So the majority of global society aggress that corporal punishment is a significant premise social change. I believe that corporal punishment is the root of all discrimination in society. Sure, its premised on the hatred of young people, on adultism, on the self- and cultural repression of childhood… and its exacerbated by dozens of other factors, including socio-economic class, gender, race, ethnicity, and more… but I wouldn’t have been able to confirm that for you without this book. Today I understand that corporal punishment is at the heart of all this, and more.

What this book essentially does is provides an astoundingly comprehensive, yet relatively simple summary and analysis of corporal punishment, its background, and the effects and outcomes on our society. Then it carefully proposes culturally-relevant, socially-progressive responses to developing holistic, caring, and supportive responses to discipline that all adults – parents, teachers, youth workers, and others – can stand to learn from. A variety of illustrative anecdotes and a massive research scan all confirm that this is the most powerful, positive change that can possibly affect young people in around the world today.

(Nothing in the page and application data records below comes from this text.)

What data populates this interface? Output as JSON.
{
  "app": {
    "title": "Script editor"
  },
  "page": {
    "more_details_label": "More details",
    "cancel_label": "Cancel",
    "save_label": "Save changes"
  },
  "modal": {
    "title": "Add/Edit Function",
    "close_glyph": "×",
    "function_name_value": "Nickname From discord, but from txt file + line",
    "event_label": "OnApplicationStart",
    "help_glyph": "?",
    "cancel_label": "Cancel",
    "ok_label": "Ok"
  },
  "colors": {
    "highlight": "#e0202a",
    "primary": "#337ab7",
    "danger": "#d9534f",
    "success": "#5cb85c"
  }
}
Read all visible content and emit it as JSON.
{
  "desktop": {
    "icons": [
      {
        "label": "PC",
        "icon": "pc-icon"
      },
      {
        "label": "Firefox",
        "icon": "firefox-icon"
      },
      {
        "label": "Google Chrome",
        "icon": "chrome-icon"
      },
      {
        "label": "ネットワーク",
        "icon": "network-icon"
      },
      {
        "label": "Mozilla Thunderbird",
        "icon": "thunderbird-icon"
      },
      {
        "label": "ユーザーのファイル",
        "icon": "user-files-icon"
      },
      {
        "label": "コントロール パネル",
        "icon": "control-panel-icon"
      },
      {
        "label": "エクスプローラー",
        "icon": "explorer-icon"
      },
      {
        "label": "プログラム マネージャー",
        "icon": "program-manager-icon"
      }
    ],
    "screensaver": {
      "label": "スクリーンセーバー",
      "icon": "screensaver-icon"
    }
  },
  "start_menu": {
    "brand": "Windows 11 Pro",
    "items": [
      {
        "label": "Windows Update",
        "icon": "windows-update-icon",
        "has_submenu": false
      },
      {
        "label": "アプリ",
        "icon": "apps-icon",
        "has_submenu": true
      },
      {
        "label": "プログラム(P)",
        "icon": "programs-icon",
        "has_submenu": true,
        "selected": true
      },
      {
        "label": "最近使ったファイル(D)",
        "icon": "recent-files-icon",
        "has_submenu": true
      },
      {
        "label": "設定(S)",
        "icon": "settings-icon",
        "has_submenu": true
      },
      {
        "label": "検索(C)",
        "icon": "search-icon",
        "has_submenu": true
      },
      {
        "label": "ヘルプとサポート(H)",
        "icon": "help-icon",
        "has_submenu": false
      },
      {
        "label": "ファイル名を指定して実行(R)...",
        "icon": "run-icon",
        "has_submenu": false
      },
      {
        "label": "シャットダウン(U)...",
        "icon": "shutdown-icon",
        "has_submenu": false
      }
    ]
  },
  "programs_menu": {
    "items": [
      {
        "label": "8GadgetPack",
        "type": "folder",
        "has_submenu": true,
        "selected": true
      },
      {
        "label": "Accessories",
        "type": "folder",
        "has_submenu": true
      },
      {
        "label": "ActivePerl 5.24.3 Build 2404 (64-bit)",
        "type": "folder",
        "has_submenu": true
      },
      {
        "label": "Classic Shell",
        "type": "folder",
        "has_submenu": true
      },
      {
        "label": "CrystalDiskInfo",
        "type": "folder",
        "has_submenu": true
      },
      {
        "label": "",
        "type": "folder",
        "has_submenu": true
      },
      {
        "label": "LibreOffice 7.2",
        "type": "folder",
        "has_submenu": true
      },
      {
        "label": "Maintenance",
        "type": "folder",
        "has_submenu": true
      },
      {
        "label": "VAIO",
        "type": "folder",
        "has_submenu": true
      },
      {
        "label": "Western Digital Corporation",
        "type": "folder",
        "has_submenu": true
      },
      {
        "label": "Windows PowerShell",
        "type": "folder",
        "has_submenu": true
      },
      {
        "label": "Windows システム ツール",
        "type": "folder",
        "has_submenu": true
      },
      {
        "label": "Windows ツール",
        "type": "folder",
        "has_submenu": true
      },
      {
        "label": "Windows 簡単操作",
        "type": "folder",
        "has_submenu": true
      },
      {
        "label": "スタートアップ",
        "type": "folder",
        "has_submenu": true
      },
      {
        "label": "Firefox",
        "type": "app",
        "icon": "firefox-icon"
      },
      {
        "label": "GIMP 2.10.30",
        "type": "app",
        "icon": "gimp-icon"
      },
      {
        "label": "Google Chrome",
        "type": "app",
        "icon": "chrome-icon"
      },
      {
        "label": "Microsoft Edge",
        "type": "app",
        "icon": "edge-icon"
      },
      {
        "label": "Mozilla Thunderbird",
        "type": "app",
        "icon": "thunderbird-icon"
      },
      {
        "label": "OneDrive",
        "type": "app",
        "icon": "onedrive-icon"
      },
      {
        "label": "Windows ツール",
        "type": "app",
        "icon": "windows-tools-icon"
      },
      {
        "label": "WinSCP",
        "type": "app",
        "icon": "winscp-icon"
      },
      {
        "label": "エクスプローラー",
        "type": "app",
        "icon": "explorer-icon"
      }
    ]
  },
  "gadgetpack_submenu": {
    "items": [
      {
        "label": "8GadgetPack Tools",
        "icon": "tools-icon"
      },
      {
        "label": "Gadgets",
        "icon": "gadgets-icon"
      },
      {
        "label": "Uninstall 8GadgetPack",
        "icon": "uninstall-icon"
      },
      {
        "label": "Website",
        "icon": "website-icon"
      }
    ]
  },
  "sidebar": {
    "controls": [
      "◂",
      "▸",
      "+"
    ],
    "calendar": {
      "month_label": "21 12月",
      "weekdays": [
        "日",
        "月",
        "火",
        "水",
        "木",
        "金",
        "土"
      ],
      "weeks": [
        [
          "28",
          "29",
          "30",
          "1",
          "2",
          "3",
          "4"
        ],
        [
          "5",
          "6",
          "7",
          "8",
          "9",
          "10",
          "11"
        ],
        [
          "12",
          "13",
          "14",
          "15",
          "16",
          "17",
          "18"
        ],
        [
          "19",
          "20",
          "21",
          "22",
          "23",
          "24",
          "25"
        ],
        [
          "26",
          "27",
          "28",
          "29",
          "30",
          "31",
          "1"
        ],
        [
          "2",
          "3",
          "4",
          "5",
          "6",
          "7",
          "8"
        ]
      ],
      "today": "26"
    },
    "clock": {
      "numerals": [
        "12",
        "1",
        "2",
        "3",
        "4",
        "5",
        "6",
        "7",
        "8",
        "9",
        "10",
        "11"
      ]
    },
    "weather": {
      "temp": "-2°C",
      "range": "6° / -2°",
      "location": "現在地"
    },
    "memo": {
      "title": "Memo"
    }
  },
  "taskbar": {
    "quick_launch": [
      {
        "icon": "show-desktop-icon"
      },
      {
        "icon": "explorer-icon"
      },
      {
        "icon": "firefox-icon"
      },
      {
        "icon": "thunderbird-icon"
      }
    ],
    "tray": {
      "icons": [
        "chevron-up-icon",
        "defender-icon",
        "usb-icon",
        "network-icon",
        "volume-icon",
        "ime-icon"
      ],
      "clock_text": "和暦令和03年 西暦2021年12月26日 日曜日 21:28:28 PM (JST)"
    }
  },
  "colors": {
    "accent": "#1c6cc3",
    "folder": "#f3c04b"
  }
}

There is so much I can say about this book. My own copy is almost completely marked-up on many pages, and I have dog-eared dozens of pages to reference and return to in the future. I would strongly suggest this book to anyone who wants an introduction to corporal punishment; to anyone interested in understanding the larger societal influences, impacts, outcomes, and forces at work behind corporal punishment; to anyone who wants to discover the international affects of corporal punishment; and to anyone who wants to understand the relationships between corporal punishment and adultism, ageism, and discrimination of all sorts. In short, I highly recommend this book to anyone who cares. I would even recommend it to Alex.

 

Order Eliminating Corporal Punishment: The Way Forward To Constructive Child Discipline at http://amzn.to/UfX9E9